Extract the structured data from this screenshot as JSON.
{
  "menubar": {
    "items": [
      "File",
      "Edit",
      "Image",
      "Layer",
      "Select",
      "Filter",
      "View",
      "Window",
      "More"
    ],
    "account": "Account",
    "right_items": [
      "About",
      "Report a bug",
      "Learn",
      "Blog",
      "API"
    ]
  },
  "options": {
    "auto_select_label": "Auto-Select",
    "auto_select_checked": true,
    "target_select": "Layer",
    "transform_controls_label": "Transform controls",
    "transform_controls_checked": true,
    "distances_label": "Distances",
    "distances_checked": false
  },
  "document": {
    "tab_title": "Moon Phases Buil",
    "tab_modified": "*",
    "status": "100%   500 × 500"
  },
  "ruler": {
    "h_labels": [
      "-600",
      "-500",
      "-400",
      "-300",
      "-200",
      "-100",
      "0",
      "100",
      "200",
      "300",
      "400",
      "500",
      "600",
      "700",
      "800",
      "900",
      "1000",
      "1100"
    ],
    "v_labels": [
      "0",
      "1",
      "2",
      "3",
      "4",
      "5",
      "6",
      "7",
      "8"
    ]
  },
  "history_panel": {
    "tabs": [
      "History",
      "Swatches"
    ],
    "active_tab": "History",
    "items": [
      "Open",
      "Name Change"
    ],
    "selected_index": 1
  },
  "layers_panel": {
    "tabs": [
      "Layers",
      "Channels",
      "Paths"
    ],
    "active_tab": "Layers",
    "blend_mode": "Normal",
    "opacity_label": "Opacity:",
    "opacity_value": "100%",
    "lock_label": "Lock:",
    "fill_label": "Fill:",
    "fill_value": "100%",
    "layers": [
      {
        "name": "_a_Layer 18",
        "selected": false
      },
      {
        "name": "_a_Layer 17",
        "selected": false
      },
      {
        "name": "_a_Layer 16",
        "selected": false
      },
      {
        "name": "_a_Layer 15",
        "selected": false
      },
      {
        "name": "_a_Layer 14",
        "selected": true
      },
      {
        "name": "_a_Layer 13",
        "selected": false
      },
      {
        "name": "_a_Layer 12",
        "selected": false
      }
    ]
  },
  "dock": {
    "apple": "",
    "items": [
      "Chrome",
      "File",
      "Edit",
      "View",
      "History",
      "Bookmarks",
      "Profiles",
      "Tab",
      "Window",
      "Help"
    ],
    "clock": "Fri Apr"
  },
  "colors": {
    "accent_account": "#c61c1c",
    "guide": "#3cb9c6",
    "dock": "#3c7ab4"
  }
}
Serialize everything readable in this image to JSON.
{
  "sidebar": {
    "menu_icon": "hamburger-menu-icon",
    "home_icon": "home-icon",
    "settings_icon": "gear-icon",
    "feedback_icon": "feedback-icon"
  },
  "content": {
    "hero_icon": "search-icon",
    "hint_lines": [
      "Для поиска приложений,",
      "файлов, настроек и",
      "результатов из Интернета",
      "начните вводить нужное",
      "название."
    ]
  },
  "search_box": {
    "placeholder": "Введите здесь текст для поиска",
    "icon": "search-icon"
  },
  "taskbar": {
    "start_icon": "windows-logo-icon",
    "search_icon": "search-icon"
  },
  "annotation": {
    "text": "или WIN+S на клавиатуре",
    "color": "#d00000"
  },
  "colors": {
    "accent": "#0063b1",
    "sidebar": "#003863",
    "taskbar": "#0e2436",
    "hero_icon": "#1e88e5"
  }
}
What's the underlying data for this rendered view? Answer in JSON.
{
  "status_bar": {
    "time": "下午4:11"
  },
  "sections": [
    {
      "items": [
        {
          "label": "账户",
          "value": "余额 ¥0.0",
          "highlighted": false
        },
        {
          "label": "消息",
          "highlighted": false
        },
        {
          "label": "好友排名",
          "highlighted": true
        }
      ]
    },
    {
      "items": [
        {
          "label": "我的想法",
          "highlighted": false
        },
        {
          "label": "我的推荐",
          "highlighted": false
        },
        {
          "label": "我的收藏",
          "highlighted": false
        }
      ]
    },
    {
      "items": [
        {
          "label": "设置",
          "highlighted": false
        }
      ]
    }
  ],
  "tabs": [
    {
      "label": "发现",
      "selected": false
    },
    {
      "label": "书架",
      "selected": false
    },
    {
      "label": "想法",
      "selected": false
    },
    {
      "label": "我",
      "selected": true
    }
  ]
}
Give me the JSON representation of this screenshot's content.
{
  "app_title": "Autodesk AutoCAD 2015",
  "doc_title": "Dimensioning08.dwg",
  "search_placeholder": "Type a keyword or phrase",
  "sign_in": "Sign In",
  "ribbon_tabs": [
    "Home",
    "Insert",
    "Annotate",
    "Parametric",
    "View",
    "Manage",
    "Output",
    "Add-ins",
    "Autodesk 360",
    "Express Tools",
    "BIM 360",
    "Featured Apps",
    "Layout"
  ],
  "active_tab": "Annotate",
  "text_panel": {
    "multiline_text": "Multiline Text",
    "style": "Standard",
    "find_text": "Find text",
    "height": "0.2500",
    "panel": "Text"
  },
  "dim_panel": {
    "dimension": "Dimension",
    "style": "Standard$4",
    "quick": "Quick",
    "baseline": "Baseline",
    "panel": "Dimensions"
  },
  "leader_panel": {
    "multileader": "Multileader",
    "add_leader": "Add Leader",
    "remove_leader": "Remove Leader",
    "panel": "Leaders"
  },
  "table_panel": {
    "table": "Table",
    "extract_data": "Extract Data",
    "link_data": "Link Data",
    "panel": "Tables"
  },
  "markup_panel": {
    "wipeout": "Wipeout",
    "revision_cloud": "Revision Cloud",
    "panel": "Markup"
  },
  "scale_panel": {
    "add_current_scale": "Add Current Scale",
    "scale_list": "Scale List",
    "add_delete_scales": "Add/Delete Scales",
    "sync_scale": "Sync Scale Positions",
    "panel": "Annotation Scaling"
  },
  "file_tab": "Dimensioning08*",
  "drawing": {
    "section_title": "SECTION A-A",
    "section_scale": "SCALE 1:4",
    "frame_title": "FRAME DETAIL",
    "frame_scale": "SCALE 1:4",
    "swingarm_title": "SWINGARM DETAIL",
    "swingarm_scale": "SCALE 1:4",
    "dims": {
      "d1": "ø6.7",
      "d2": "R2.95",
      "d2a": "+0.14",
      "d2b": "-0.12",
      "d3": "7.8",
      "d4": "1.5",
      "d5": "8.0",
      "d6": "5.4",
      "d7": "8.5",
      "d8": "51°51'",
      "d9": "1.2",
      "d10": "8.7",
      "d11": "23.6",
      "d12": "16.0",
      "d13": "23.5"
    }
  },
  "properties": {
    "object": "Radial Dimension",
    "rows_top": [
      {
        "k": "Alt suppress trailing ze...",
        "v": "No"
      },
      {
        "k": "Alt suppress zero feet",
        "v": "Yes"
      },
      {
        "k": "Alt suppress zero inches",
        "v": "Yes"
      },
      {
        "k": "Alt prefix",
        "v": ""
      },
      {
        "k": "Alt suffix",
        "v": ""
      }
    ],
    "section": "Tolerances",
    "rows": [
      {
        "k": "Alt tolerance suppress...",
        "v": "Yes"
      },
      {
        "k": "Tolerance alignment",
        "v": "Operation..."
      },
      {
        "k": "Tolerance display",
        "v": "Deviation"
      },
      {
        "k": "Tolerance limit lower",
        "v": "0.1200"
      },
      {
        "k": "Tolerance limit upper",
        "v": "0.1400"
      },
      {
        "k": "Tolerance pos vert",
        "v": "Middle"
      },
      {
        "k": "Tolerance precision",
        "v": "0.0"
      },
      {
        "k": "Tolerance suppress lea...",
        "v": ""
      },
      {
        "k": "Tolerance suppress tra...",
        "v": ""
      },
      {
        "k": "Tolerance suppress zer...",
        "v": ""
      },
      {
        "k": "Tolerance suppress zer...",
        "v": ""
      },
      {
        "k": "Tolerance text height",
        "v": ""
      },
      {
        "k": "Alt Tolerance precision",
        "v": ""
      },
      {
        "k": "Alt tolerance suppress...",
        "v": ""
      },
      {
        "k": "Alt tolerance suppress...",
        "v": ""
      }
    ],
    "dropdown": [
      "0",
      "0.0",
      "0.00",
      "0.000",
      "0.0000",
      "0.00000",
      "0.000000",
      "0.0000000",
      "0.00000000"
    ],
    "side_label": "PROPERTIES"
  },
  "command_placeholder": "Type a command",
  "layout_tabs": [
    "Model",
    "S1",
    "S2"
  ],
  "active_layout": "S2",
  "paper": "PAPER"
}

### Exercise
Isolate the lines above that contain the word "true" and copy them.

### Response to the exercise
    "auto_select_checked": true,
    "transform_controls_checked": true,
        "selected": true
          "highlighted": true
      "selected": true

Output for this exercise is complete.